December 16, 2015
When he was just thirty years old, Carl Zeiss opened a small workshop in his native Jena, where he repaired a variety of scientific instruments and even made some to order. His talent for optics was undeniable, and before the year was out he produced the first loupe microscope, in 1847.
The products that came out of his company’s workshops enjoyed a solid reputation as quality items, meticulously crafted, and Zeiss had enough business acumen to be able to align his goods with the demands of the marketplace. But in those years, optical accuracy was achieved by a time- and labor-intensive system of trial-and-error. Zeiss intuited that the design of optic systems could be better determined scientifically.
In 1872, he teamed up with the German physicist and optical engineer Ernst Abbe; together, they eventually developed the Abbe sine condition, a mathematical condition that, in theory improved the quality of microscope objecting (in theory because, at that time, no glass available was strong enough to allow for testing of the idea).
Abbe sine condition
Abbe became a silent partner in the Zeiss Company, and in 1884 he began to collaborate with a young glass chemist named Otto Schott, who had just completed a doctoral degree. Within the next two years, this partnership had produced a new type of glass, one which allowed the production of the first apochromatic microscope objective lenses. Around this time, they also founded the new Schott Glass Works of Jena.
This research, along with the growing popularity of photography, provided the impetus for Zeiss to branch out from his company’s production of microscope and optical instruments, and he began to offer a line of fine camera lenses, as well. When Carl Zeiss died in 1888, he left his company to his son Roderich and to Abbe, who soon bought out the younger man’s interest in the company.
As director of Zeiss, Abbe then began the Carl Ziess Foundation, incorporating both the Zeiss Optical Works and the Schott Glassworks. Much of the profit from the Foundation went to the coffers of the University of Jena, as Abbe felt a great deal of gratitude to the school for his own success. His generosity didn’t end there; Abbe was also an ardent social reformer. The general purposes of the Foundation were aimed not only at advancing the sciences and the precision optics industry, but also at the ideals of social responsibility, specifically through the betterment of the local community and the employees of the company. Abbe instituted many innovations, such as the eight-hour work day, paid vacations, and employee profit-sharing. He died in 1905 (and his death was said to have been attributed to overwork).
These three men—Zeiss, Abbe and Schott—are considered to be the fathers of the modern optical sciences.

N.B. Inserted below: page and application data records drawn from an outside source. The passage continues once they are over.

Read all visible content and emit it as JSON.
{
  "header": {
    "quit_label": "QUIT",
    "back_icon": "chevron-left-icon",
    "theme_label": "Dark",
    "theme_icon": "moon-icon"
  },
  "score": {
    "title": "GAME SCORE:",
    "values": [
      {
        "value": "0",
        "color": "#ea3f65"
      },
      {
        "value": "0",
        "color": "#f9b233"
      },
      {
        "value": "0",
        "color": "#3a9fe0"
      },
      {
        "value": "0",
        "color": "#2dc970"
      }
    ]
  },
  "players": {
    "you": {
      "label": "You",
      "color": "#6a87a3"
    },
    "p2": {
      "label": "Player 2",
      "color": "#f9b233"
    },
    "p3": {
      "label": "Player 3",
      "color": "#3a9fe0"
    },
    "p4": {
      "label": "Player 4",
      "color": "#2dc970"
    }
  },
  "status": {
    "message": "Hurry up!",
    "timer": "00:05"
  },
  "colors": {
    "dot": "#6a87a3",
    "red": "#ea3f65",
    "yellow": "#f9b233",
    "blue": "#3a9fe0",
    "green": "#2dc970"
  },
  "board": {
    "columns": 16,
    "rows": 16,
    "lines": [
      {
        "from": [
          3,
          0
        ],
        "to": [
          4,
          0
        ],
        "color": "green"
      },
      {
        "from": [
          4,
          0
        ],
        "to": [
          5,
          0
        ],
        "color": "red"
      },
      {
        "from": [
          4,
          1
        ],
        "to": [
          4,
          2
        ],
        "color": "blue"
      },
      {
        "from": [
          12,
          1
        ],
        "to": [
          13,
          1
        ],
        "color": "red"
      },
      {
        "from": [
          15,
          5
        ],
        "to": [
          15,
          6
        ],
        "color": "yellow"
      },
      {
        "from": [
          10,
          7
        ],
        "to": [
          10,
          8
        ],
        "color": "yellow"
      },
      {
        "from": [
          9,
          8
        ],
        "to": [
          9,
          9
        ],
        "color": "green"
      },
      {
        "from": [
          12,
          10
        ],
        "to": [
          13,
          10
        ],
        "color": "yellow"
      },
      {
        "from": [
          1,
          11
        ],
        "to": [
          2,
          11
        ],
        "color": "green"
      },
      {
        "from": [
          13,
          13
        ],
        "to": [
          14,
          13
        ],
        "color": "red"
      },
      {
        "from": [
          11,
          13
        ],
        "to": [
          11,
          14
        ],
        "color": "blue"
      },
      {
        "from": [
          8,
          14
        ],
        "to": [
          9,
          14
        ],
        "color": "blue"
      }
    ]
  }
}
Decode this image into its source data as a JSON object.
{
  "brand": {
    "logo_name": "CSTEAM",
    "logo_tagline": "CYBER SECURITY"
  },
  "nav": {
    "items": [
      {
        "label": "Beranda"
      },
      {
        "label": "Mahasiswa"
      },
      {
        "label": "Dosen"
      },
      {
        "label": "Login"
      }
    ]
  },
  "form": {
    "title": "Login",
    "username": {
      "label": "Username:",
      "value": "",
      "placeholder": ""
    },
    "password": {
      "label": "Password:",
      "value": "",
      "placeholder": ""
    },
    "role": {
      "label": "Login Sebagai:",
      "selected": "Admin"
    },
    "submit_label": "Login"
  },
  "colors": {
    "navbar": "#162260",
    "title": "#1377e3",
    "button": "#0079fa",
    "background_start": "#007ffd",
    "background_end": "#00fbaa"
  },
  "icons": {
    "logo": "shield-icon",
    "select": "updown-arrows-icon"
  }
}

In 1926, Zeiss both acquired and merged with several smaller camera and lens manufacturers, including Contessa-Nettel, Ernemann, C.P. Goerz and Ica; all of these companies were eventually merged to form Zeiss Ikon (based in Dresden, with plants in Stuttgard and Berlin). Until production was disrupted by the Second World War, Zeiss Ikon and Carl Zeiss Jena were world leaders in camera, optics and microscope production.
A Zeiss lens for 4x5 format circa 1930
After the war (and for the next five decades), the company was split in two, the Carl Zeiss Foundation re-formed in Stuttgart, in the west, and Jena in the east, and production of the company’s product lines resumed. Despite merging with the famous firm Voitlander in the mid-1960’s, Zeiss Ikon Stuttgart ceased its production in Germany in 1972, although it did continue to market excellent products made by outside firms. And since reunification in the 1990’s, Carl Zeiss has been reviving the Zeiss Ikon name, introducing several new products, including a rangefinder camera manufactured by Cosina in Japan, using both German and Japanese optics.
A Zeiss Ikon Super Ikonta rollfilm camera circa 1940